- We believe the Bible is inspired, authoritative and (when understood through the power of God’s Spirit) displays the best possible life for a human being.
- We believe our sex lives matters to God.
- We believe sex outside of a lifelong committed relationship damages a person’s mind and heart.
- We believe the way Christians have spoken to the gay community has often done more damage than good.
Though we disagree on several issues related to homosexuality, we champion each other, trust each others’ motives and judgment, and look forward to seeing Christ more clearly through these posts.
Over the next few weeks we will discuss a single question: Are monogamous same-sex relationships prohibited by the New Testament? Although the whole Bible is relevant for the discussion, we will focus on the New Testament.
Over the course of a month, we will alternate making arguments for our position. Jeff will give an open argument on Monday, and Preston will follow up on Wednesday. Each opening argument must be approximately 2,000 words and won’t be seen by the other respondent before it’s posted. We will then take turns responding to each other’s statement, and continue to dialogue through ongoing counter-responses. Expect 3 posts a week, 10 posts for the totality of the discussion.
Readers are encouraged to make constructive, humanizing, honorable comments; however, please read the comment policy above. We’re going to be especially ruthless in weeding out all snarky, angry, childish, and dehumanizing comments, since one of our primary goals is to model a better way to dialogue.
Here are our quick bios and reasons we want to spend time on this topic:
Jeff Cook – I teach philosophy at the University of Northern Colorado and pastor a church in Greeley. I have written a pair of books on following Jesus and the moral life. I long for those I love to see and experience the Jesus I love and experience. This topic is worthy of discussion because it showcases one significant place Christians often misunderstand how the Bible speaks about the ethical life. Much work has been done repainting the Christian ethic by thinkers like Dallas Willard and NT Wright, and it is time to reimagine homosexuality in light of the New Testament’s normative ethic: virtue and life that reflects Christ.
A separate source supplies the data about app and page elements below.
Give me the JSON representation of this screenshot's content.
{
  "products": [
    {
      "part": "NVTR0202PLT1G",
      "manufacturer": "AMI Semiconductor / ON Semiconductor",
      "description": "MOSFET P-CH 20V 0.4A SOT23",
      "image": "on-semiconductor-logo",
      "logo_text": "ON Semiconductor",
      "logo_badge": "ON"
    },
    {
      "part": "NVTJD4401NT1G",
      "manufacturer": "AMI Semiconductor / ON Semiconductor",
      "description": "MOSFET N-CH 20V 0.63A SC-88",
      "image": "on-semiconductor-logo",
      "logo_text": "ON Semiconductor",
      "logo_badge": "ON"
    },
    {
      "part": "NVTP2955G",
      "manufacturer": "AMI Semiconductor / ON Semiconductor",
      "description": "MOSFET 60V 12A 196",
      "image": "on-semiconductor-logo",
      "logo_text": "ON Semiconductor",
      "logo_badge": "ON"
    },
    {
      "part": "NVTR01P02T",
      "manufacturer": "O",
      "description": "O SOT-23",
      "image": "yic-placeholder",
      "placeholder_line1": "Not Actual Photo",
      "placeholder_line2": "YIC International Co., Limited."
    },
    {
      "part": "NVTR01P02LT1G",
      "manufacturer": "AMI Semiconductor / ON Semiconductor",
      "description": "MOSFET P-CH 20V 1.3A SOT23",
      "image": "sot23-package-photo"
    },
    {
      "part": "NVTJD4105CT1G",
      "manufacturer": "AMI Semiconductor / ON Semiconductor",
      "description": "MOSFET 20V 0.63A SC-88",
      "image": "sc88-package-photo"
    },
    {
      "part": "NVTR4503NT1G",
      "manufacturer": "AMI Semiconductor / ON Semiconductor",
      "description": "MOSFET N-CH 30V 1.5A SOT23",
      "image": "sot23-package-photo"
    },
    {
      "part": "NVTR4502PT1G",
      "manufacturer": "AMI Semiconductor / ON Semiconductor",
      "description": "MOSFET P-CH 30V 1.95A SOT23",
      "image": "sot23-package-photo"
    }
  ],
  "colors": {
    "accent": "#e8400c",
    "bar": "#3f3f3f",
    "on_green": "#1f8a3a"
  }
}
Preston Sprinkle—I’m the Vice President for Eternity Bible College’s Boise extension and the author of a forthcoming book on homosexuality tentatively titled, People to Be Loved (Zondervan 2016). I believe that the church needs to stop thinking of homosexuality as just some issue to be discussed, but people to be loved. And I don’t think that a traditional sexual ethic mutually excludes radical, Christ-centered sacrificial love toward LGBTQ people. I believe this topic is incredibly important, because people are incredibly important.
Editors Note: This debate is also featured at Patheos Head to Head. For more debates on this and other topics visit our Patheos Head to Head main page.